DATA FOR PROCESSING START
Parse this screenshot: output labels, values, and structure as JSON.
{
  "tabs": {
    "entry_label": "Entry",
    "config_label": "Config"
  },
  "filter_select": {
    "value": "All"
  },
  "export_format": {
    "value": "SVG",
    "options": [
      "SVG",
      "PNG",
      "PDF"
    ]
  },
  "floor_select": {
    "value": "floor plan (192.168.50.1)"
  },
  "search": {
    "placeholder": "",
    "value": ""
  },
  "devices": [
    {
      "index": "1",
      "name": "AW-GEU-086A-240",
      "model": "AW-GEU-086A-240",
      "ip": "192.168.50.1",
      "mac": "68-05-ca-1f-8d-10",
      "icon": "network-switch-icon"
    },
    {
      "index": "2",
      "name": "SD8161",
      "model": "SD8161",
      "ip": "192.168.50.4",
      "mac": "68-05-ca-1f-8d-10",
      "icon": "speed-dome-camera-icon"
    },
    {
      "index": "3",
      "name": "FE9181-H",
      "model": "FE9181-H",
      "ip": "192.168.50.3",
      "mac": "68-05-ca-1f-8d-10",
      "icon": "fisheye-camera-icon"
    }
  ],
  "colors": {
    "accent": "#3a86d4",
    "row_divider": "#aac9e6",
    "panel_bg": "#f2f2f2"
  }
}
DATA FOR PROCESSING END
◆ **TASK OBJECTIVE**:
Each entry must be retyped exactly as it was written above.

◆ **RESULT FOR THIS EXERCISE**:
Parse this screenshot: output labels, values, and structure as JSON.
{
  "tabs": {
    "entry_label": "Entry",
    "config_label": "Config"
  },
  "filter_select": {
    "value": "All"
  },
  "export_format": {
    "value": "SVG",
    "options": [
      "SVG",
      "PNG",
      "PDF"
    ]
  },
  "floor_select": {
    "value": "floor plan (192.168.50.1)"
  },
  "search": {
    "placeholder": "",
    "value": ""
  },
  "devices": [
    {
      "index": "1",
      "name": "AW-GEU-086A-240",
      "model": "AW-GEU-086A-240",
      "ip": "192.168.50.1",
      "mac": "68-05-ca-1f-8d-10",
      "icon": "network-switch-icon"
    },
    {
      "index": "2",
      "name": "SD8161",
      "model": "SD8161",
      "ip": "192.168.50.4",
      "mac": "68-05-ca-1f-8d-10",
      "icon": "speed-dome-camera-icon"
    },
    {
      "index": "3",
      "name": "FE9181-H",
      "model": "FE9181-H",
      "ip": "192.168.50.3",
      "mac": "68-05-ca-1f-8d-10",
      "icon": "fisheye-camera-icon"
    }
  ],
  "colors": {
    "accent": "#3a86d4",
    "row_divider": "#aac9e6",
    "panel_bg": "#f2f2f2"
  }
}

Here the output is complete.